Richard Smethurst

Two months ago I attended a dinner in New York City in honor of Richard Smethurst, [1] the retiring Provost of Oxford University’s Worcester College.[2]

Richard and I were students together at Worcester, 1961-63, and studied together (or revised together, as they say at Oxford) for the final examinations (or Schools in Oxford parlance) in Philosophy, Politics and Economics (PPE). Richard recalled that our economics tutor told us and the other PPE students at the College that when he “took Schools” he had answered the first four questions on the examination paper to show the examiners that he knew everything. Richards also remembered that I thought our tutor’s suggestion was stupid or silly and instead said we should select the four questions out of the 12 to 15 on the paper for which we were best prepared.

Richard and I then embarked on our own revision together in the spring of 1963. In that effort I prepared the answer to a possible question on Public Finance that luckily turned up on the actual examination. Richard and I both answered that question, and we both received Firsts (the highest mark).

In New York I recounted this story in after-dinner comments to the group and joked that I was responsible for Richard’s receiving a First.

Also at the dinner was Bill Bradley, the former basketball player and U.S. Senator, who was a Rhodes Scholar and PPE student at Worcester, 1965-68, and who had Smethurst as his economics tutor. [3] Bradley told the group that while he was in the Senate, Smethust spoke at a dinner in Washington, D.C. and said that Bradley was the best economics student he had ever had . . . who became a U.S. Senator. Left unsaid at the earlier dinner, Bradley told us in New York, was the fact that he was Smethurst’s only economics student who had become a U.S. Senator.
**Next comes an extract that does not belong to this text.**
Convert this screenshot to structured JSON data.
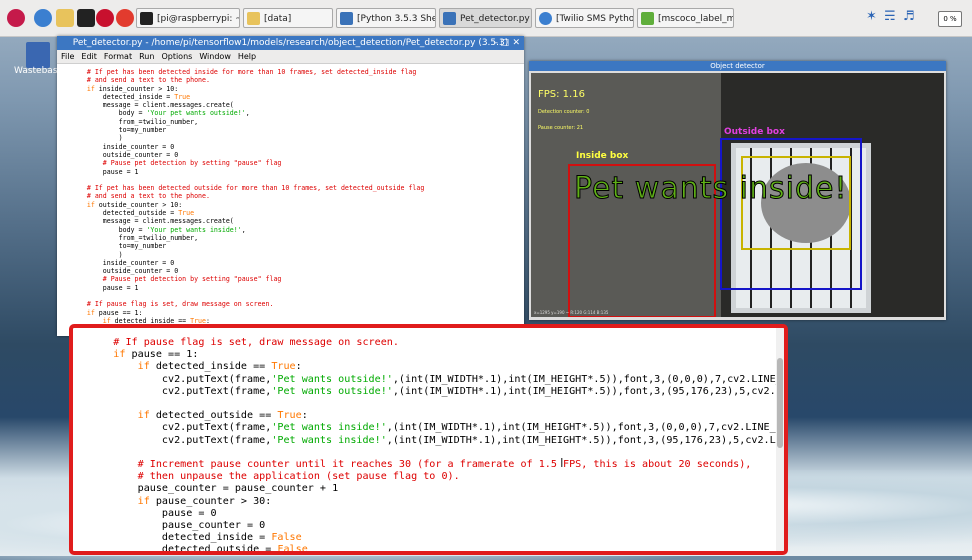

At my dinner table were Bill Sachs, who was the brother of Daniel M. Sachs, and Dan’s widow, Joan Sachs Shaw. Dan was an all-Ivy League football player at Princeton University and a Rhodes Scholar at Worcester, 1960-63. Dan played for the Oxford University rugby team, but in 1961 was”aced” out of playing against the Cambridge University team for the all important “Oxford Blue” honor when the Oxford captain prevailed upon Pete Dawkins to return to the team for the Cambridge match. (Dawkins was a running back for Army who in 1958 won the Heisman Trophy for the best football player in the U.S. and who was a Rhodes Scholar PPE student at another Oxford college, 1958-62.[4])

Dan Sachs was a friend of mine during those Oxford days, and In June 1963 he was my best man when Mary Alyce and I were married in Oxford.

After Dan’s untimely death in 1967, friends established in his honor a Sachs Scholarship for a Princeton graduate to attend Worcester College.[5] The most famous Sachs Scholar so far is Elena Kagan, now U.S. Supreme Court Associate Justice.[6]


[1]  Wikipedia, Richard Smethurst, http://en.wikipedia.org/wiki/Richard_Smethurst.

[2]  Worcester College, University of Oxford, http://www.worc.ox.ac.uk/.

[3]  Wikipedia, Bill Bradley, http://en.wikipedia.org/wiki/Bill_Bradley.

[4]  Pete Dawkins, http://www.petedawkins.com/.

[5]  Princeton University, Daniel M. Sachs Class of 1960 Scholarship, http://www.princeton.edu/sachs/index.xml.

[6]  Wikipedia, Elena Kagan, http://en.wikipedia.org/wiki/Elena_Kagan.